The three areas one can show a little more skill and detailing in the aircraft model is the cockpit, undercarriage and gun bay. By far the cockpit is the most interesting of the three. In recent times models are being produced with ever more interesting and detailed cockpits.
Nevertheless a number of kit cockpits , even modern ones, are either inaccurate poorly done and could stand some detailing. References are crucial in ensuring that your details are accurate. In many ways, a poorly made representation is much better than a well-made bogus structure. Here in order of difficulty I present 6 different cockpit builds in increasing difficulty.
Many aircraft kits today have incredibly detailed cockpits. The challenge with them is really just painting them well. Occasionally wires and seat belt harnesses are required . Often in these cases there is no need to get an upgrade kit for the cockpit because they are already so well done. At the most you may need cockpit placards. Of course sometimes the cockpits are completely wrong (discussed below) and may require extensive rebuilds but this is rare.
At one point these were the most common type of upgrade part. Having built many of these, I would say that the dashboard and dials are probably the most important of these. Typically they do not include seats and occasionally there are seatbelts. The boxes have to be bent into shape . It is a lot of effort but the results are reasonable. You very likely have to do a bit more detailing and scratchbuilding as they are usually not comprehensive. They tend to be expensive and can cost more than the base kit.
For cockpits, resin upgrades are possibly the best bang for your buck. The have to be painted accurately and may require a few additional details. I usually replace the dials with Waldron parts but usually seatbelts and hoses are all included. Cockpit placards can give that extra edge. Nevertheless given the accuracy of kits nowadays this is rarely necessary. They are usually oversized and need to be trimmed to size to fit the kit parts. Also a lot of trial and error is necessary to get them to fit right so a slow setting superglue is better than a fast one.
Many of the cockpits by brands like Trumpeter are inaccurate and extensive rebuilding is required. Unlike the old Revell’s which are not salvageable, the Trumpeter and Hobbyboss are sort of okay and you are tempted to retain the cockpit and modify it. In my experience this can be a lot more work than simply throwing it out and rebuilding it.
Even with modern kits, conversions can be necessary if you want to have a version of a model that hasn’t been produced. This can be challenging and a lot of fun because usually one cockpit is accurate and the other can be made from scratch using the dimensions of the kit cockpit. An added challenge is the canopy which is usually made by stretchforming over a plaster master or vacuum forming.
Scratchbuilding cockpits are almost never needed when building modern models. Nevertheless there are a few less popular models and limited run models that do not have good cockpits. It is uncommon to have to scratchbuild a cockpit completely but the occasional ones I’ve done are very rewarding.

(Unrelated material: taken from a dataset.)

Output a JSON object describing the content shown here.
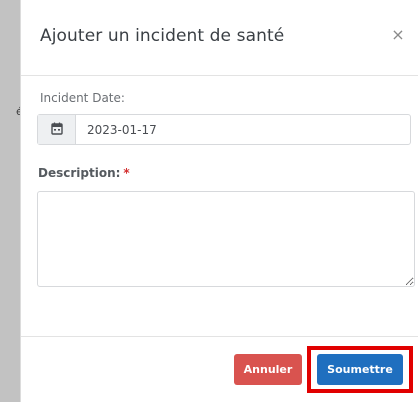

This article is a culmination of builds spanning over 10 years. It is very common in that timeframe that models may be manufactured that effectively makes a conversion or a scratchbuild unnecessary. Nevertheless, I don’t think anyone can take away the experience, skill and knowledge gained from researching and building these subjects even if the model becomes redundant. Most of these subjects appear in articles I’ve published elsewhere on the web but for a full build of these models you can refer to my page here.